> **About this exercise**
Search the data below for the string "true". Extract every line that contains it.

(Collection entries)
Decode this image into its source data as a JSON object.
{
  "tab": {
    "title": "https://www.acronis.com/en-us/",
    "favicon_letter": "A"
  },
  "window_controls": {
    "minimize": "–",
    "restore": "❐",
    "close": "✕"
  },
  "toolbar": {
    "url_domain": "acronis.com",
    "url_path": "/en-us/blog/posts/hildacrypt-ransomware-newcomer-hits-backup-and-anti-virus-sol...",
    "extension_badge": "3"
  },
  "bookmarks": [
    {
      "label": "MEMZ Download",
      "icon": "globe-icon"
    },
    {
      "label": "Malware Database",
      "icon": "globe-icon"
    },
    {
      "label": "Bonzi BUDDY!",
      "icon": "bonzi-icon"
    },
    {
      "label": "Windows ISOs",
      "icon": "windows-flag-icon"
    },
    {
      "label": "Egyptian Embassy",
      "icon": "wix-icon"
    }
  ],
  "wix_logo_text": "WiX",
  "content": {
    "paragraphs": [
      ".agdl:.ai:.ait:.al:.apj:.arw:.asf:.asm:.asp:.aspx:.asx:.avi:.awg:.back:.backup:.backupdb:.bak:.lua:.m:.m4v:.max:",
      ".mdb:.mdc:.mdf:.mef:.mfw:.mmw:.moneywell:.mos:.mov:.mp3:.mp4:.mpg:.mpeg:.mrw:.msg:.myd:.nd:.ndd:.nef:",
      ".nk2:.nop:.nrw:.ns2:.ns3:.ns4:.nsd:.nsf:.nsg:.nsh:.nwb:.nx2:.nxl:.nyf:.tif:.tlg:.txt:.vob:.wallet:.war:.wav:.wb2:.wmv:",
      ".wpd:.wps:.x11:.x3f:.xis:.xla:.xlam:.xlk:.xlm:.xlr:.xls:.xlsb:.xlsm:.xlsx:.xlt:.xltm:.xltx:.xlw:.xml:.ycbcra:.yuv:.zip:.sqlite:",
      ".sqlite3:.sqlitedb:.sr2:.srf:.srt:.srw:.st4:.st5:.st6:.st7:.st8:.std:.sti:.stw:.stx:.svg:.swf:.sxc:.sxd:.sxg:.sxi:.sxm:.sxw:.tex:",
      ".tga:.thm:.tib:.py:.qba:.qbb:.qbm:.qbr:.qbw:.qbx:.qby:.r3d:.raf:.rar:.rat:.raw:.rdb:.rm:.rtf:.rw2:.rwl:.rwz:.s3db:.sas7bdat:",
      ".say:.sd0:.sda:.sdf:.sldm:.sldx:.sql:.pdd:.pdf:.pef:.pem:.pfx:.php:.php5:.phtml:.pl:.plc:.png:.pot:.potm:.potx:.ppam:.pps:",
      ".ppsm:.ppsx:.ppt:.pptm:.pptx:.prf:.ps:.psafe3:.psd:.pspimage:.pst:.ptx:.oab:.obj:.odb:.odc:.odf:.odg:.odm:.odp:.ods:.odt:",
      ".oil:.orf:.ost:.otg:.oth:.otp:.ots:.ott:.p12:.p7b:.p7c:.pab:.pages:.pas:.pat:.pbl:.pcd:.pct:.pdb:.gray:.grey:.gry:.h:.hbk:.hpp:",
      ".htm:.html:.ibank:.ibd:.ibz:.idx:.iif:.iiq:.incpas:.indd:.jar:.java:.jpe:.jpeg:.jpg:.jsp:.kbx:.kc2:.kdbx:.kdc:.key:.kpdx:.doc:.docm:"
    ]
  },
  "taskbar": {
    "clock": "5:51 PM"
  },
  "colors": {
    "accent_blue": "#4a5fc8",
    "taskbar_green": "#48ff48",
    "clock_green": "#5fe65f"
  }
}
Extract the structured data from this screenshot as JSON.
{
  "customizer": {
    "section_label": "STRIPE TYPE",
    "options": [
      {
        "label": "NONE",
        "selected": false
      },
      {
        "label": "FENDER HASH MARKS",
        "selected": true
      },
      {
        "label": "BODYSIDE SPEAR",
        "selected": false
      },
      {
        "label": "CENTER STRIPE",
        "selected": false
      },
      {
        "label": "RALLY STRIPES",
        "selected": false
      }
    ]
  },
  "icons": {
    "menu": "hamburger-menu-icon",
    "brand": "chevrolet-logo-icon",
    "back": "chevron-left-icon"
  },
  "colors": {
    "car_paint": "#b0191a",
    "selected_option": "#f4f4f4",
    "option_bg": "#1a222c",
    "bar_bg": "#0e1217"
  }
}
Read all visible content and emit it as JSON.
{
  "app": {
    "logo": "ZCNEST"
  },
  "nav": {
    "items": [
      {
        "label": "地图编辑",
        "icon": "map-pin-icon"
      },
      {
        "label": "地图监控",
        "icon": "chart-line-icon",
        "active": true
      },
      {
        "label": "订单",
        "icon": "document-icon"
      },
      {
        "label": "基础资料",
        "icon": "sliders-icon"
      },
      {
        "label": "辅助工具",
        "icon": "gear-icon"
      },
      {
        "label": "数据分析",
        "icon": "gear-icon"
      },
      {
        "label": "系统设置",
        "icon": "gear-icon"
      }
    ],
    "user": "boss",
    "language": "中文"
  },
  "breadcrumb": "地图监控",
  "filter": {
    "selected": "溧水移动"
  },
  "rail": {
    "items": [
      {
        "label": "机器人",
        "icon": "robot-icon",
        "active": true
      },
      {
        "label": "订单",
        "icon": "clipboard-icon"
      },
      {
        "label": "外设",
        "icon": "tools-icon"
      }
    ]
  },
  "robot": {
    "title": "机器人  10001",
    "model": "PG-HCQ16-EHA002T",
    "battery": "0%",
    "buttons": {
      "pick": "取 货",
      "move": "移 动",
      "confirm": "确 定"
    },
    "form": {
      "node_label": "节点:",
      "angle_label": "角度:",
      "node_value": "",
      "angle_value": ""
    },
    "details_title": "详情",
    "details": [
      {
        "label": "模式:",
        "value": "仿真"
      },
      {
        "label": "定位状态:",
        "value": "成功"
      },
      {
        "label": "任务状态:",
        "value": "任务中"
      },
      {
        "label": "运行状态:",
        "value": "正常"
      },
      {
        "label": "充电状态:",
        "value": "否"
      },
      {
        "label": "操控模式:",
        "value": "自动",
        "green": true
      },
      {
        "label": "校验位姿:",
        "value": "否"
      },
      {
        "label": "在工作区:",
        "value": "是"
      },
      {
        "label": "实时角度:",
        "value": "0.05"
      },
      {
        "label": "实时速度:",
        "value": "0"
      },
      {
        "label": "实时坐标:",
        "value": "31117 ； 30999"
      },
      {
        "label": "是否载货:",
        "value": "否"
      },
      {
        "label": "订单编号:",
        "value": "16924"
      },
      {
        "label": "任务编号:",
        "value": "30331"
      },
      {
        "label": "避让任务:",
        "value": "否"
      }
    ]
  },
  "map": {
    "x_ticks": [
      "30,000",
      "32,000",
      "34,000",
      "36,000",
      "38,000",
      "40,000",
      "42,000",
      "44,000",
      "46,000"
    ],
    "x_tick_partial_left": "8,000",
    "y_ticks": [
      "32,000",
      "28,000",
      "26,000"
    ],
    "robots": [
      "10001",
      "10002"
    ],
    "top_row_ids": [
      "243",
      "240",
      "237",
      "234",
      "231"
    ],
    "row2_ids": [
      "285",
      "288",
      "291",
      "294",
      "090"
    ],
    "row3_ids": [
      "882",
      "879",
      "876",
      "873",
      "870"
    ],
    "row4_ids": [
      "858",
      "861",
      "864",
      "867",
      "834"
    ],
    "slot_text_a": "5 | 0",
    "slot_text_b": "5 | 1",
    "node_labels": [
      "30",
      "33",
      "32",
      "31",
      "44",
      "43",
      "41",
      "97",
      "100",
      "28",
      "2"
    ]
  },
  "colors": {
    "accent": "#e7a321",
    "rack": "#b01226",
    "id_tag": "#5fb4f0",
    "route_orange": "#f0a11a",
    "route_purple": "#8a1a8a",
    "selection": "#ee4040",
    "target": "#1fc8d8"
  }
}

> **Answer for this exercise**
        "selected": true
        "active": true
        "active": true
        "green": true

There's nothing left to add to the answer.